प्रातःस्मरामि हृदि संस्फुरदात्मतत्त्वं सच्चित्सुखं परमहंसगतिं तुरीयम्।
यत् स्वप्नजागरसुषुप्तिमवैति नित्यं तद् ब्रह्म निष्कलमहं न च भूतसङ्घः॥१॥
prātaḥ smarāmi hṛdi saṁsphurad-ātma-tattvaṁ
sac-cit-sukhaṁ parama-haṁsa-gatiṁ turīyam,
yat svapna-jāgara-suṣuptim avaiti nityaṁ
tad brahma niṣkalam ahaṁ na ca bhῡta-saṅghaḥ. (1)

At dawn I remember the true Self, shining in the heart, the fourth state, Turéya, existence – consciousness – supreme joy, the goal of the supreme sages, That which eternally pervades the three (other states), waking, dream and deep sleep.

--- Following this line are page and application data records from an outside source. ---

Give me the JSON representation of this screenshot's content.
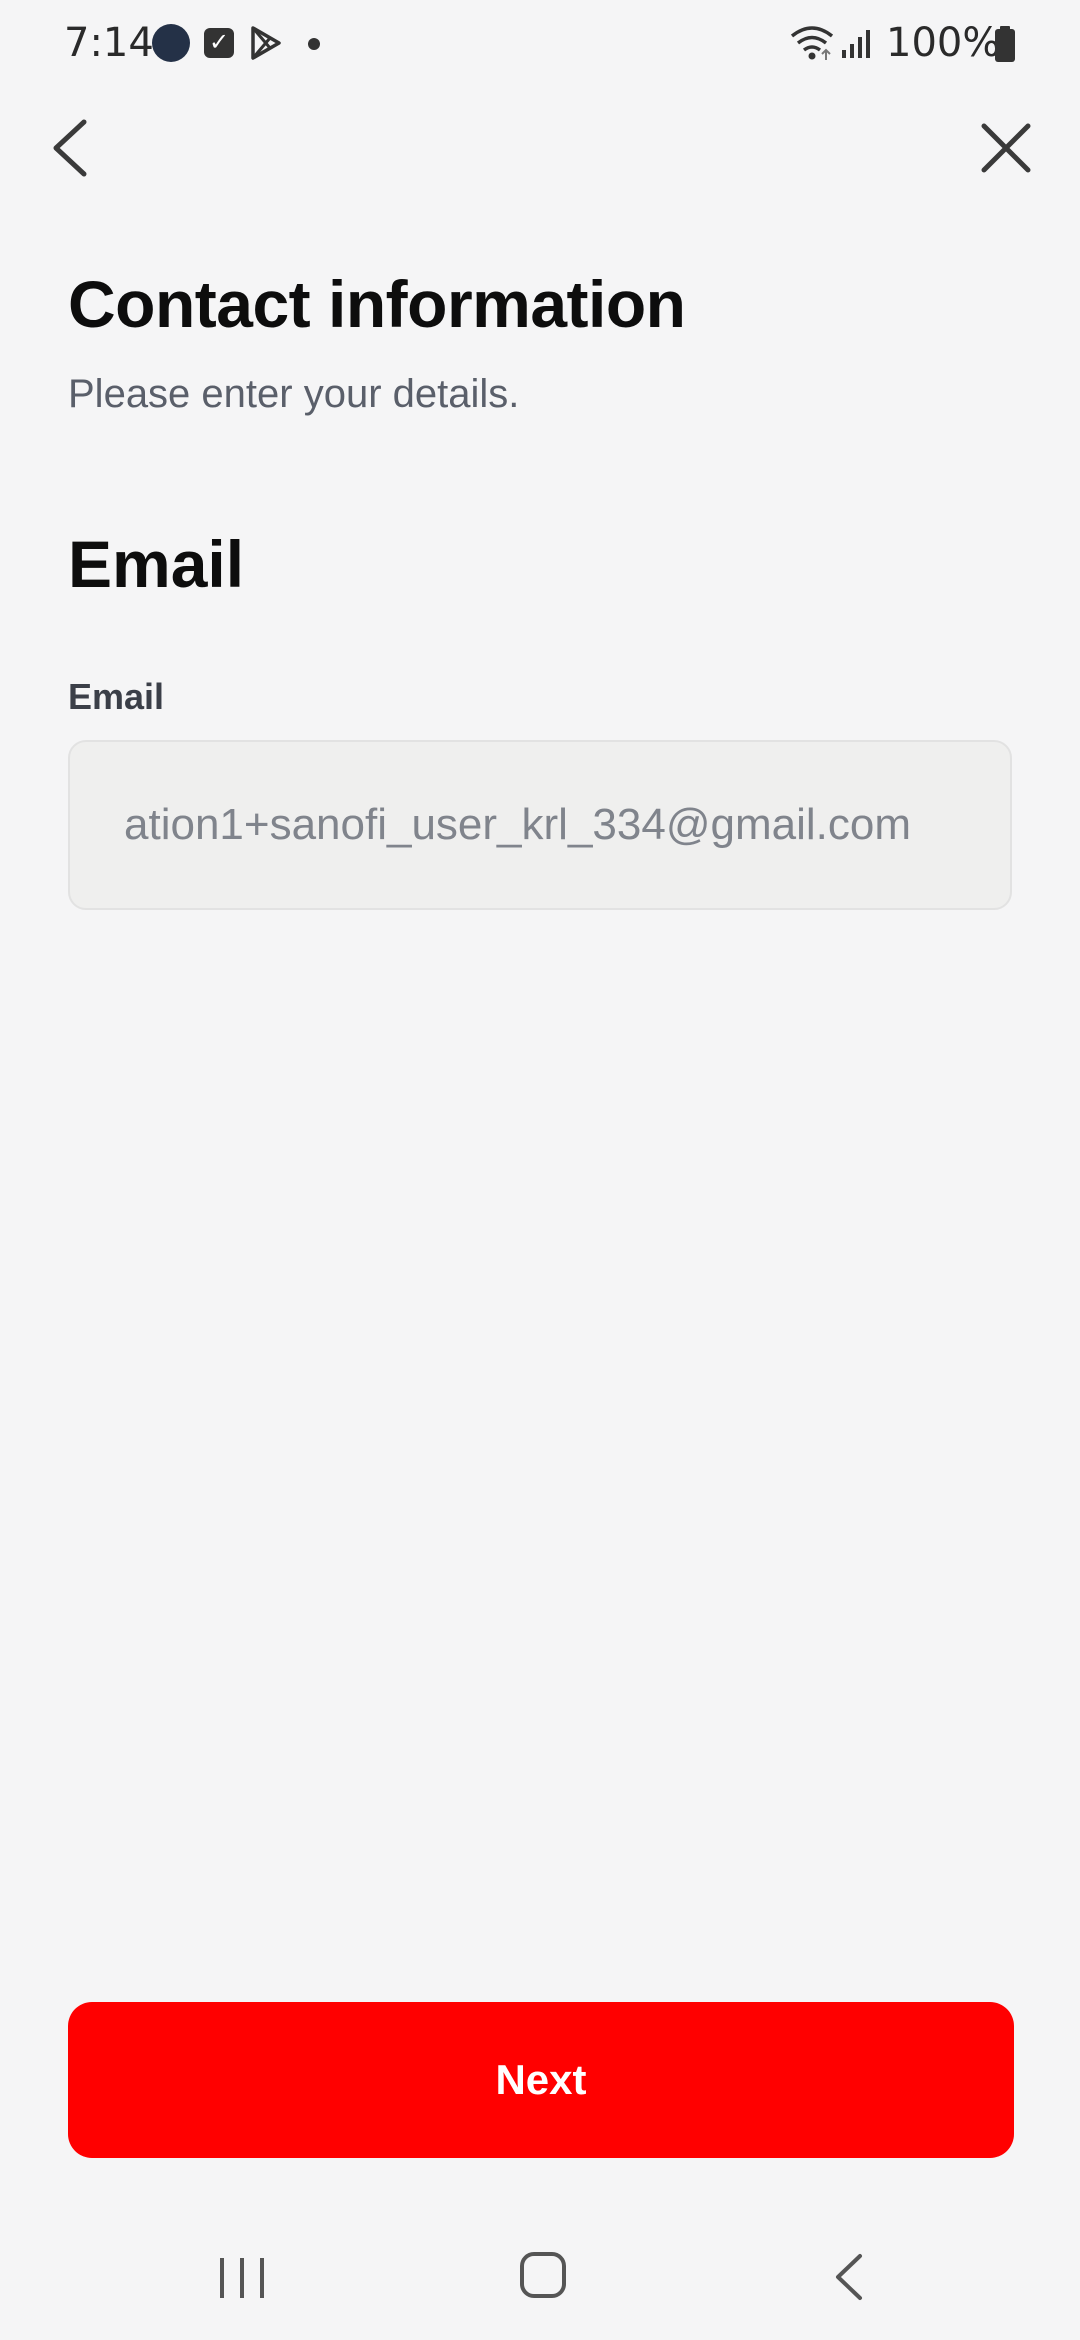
{
  "status_bar": {
    "time": "7:14",
    "battery": "100%",
    "icons": [
      "moon-icon",
      "checkbox-icon",
      "play-store-icon",
      "notification-dot",
      "wifi-icon",
      "signal-icon",
      "battery-icon"
    ]
  },
  "nav": {
    "back_icon": "chevron-left-icon",
    "close_icon": "close-icon"
  },
  "header": {
    "title": "Contact information",
    "subtitle": "Please enter your details."
  },
  "section": {
    "title": "Email"
  },
  "email_field": {
    "label": "Email",
    "value": "ation1+sanofi_user_krl_334@gmail.com"
  },
  "actions": {
    "next_label": "Next"
  },
  "colors": {
    "background": "#f5f5f6",
    "primary_button": "#ff0000",
    "field_background": "#efefee",
    "title_text": "#0d0d0d",
    "subtitle_text": "#5a5f6a"
  },
  "system_nav": {
    "icons": [
      "recents-icon",
      "home-icon",
      "back-icon"
    ]
  }
}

I am That eternal Brahman, not this aggregate of elements.

प्रातर्भजामि मनसां वचसामगम्यं वाचो विभान्ति निखिला यदनुग्रहेण।
यन्नेति नेति वचनैर्निगमा अवोचंस्तं देवदेवमजमच्युतमाहुरग्र्यम्॥२॥

prātar bhajāmi manasāṁ vacasām agamyaṁ
vāco vibhānti nikhilā yadanu graheṇa,
yan neti neti vacanair nigamā avocaṁs
taṁ deva-devam ajam acyutam āhur agryam. (2)

At dawn I sing the praise of that which is unreachable for the mind and words, That by whose grace all words shine, That which the scriptures describe with the words, "neither this nor that," That unborn, eternal foremost Divinity of divinities.

प्रातर्नमामि तमसः परमर्कवर्णं पूर्णं सनातनपदं पुरुषोत्तमाख्यम्।
यस्मिन्निदं जगदशेषमशेषमूर्तौ रज्ज्वां भुजङ्गम इव प्रतिभासितं वै॥३॥

prātar namāmi tamasaḥ param arka-varṇaṁ
pῡrṇaṁ sanātana-padaṁ puruṣottamākhyam,
yasminn idaṁ jagad aśeṣam aśeṣa-mῡrtau
rajjvāṁ bhujaṅgama iva prati-bhāsitaṁ vai. (3)

At dawn, I bow to That whose color is a flash beyond darkness (of the void, śῡnya, or of ignorance), the Plenum, the ancient goal (or eternal state), which is called the ultimate person(hood), That in which the remainderless (whole of the) Universe is revealed as the rope instead of the serpent.

श्लोकत्रयमिदं पुण्यं लोकत्रयविभूषणम्।
प्रातःकाले पठेद्यस्तु स गच्छेत् परमं पदम्॥४॥

śloka-trayam idaṁ puṇyaṁ loka-traya-vibhῡṣaṇam,
prātaḥ-kāle paṭhed yas tu sa gacchet paramaṁ padam. (4)

Who so ever at the dawning hour recites this auspicious triad of verses, an ornament to the three worlds, goes to the supreme station, mokṣa, liberation.

This Śanti-Pāṭha is a traditional introduction to several of the Upaniṣads.

ॐ सह नाववतु। सह नौ भुनक्तु। सह वीर्यं करवावहै।
तेजस्वि नावधीतमस्तु। मा विद्विषावहै॥

Om saha nāv avatu, saha nau bhunaktu, saha vīryaṁ karavāvahai,
tejasvi nāv adhītam astu, mā vidviṣāvahai.

ॐ शान्तिः शान्तिः शान्तिः ॥